How to keep your users from going rogue
Unapproved cloud implementations can spell trouble
The cloud is crucial to the success of our economy, and should continue to be part of the federal government’s overall strategy, according to experts who in September testified before the U.S. House of Representatives’ Subcommittee on Technology and Innovation. Without it, we could be facing serious problems. Michael Capellas, a co-chair of the industry group TechAmerica's cloud computing commission explained: “Cloud computing has the potential to shift the landscape and shift the wealth between nations .”
While this may be true in theory, the move to the cloud still has some technology professionals and executives stymied as users tap the cloud whenever they want to, circumventing the IT department and purchasing and installing their own applications. “This creates problems on multiple levels,” says David Gehringer, a principal with Dimensional Research based in Sunnyvale, Calif. “There are security and policy problems, but more it’s a problem of end-user support and knowing where an organization’s data resides.”

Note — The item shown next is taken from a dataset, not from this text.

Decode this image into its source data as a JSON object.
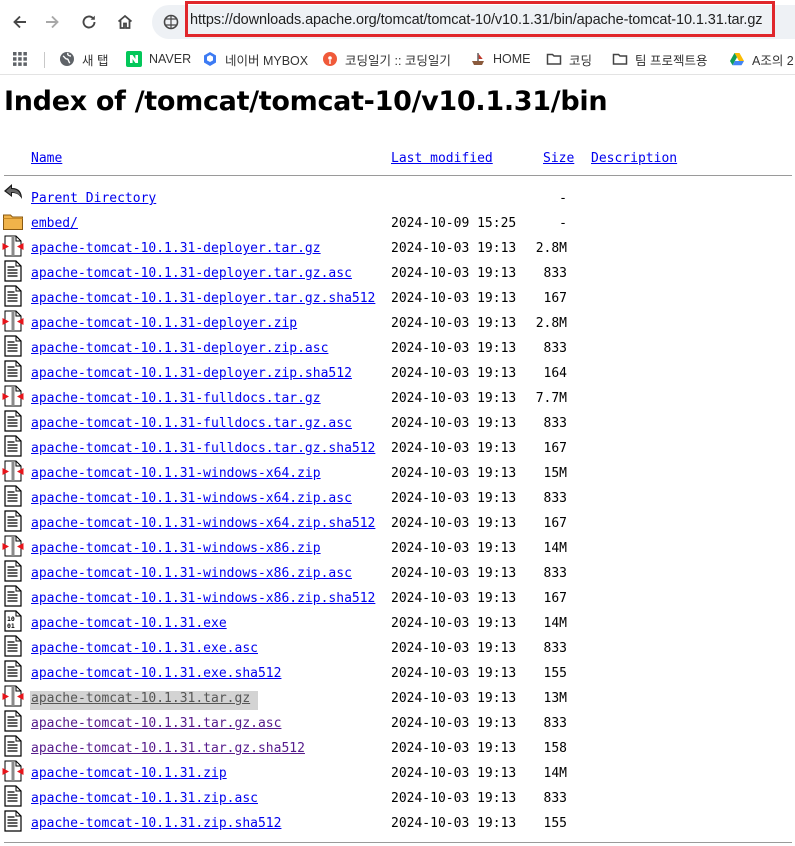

Uncovering the rogues
There are two types of rogue implementations. The first is fairly straightforward: A user, not willing or able to make a request via the proper IT channels, creates a log-in for a cloud-based application, infrastructure, or storage implementation. This affects an organization’s security since the user may upload sensitive data. Sensitive or not, the data is also living outside the confines of IT, so it is not part of the organization’s regular backup and archiving schedule. In addition, it can impact the budget since there might be a similar application or resource already in use – and paid for -- on premises or in the cloud.
The second implementation is what Gehringer classified as an unsupported project. “Users do this unknowingly,” he says. “Microsoft’s SharePoint is a good example. The person might want to add a new group, see the link, and then all of a sudden they have their own unsupported project outside of IT.”
The idea of rogue users isn’t new. There have always been people who circumvent IT. Five years ago, however, IT would find out that, for example, a developer had a server sitting under his or her desk or a human resources professional downloaded and installed a new productivity application when it was time for system upgrades. “Someone would then come to you sheepishly and tell you that they forgot to put a server into inventory,” says Lynda Stadtmueller, program director, Cloud Computing Services at Stratecast, a division of Frost & Sullivan. Today however, IT may never find out about the rogue cloud implementation unless the user has a problem and calls the help desk.
The benefits of policies
There are ways to block people from using unsupported and unsanctioned cloud applications and services, but a smart user is always going to figure out a way to get around those technology blocks, says Claude Baudoin, a senior consultant at research firm Cutter Consortium. “People who are creative and eager are not going to take no for an answer and will work their way around whatever you do,” he says.
Still, IT professionals can block access to specific cloud sites using very basic tools. You can analyze your organization’s Web traffic, looking for URLs that correspond to the cloud services that employees and contractors might be accessing. Once you compile a list, you can block access right at the Web server level, says Gehringer. “The problem is you have to find all the sites in order to block access, and the employee is going to already be using it once you find out.”
A better defense, he says, is creating and implementing good policies as well as providing a service catalog that users have constant, easy access to. Policies should include an educational aspect. “You need to teach people about the hidden costs of unapproved software both in the cloud and on premises,” says Baudoin. “Once they understand the security costs and management costs, and that they have alternatives through their own IT department, they will be less likely to go around IT completely.”
No matter what, says Stadtmueller, IT professionals should remember that users aren’t hitting the cloud to be malicious. “They’re just trying to get their jobs done,” she says. “When you find someone using an unapproved cloud service it should be seen as an opportunity and a gap – an opportunity to open up a dialog and a gap within your own IT department that needs to be remedied.”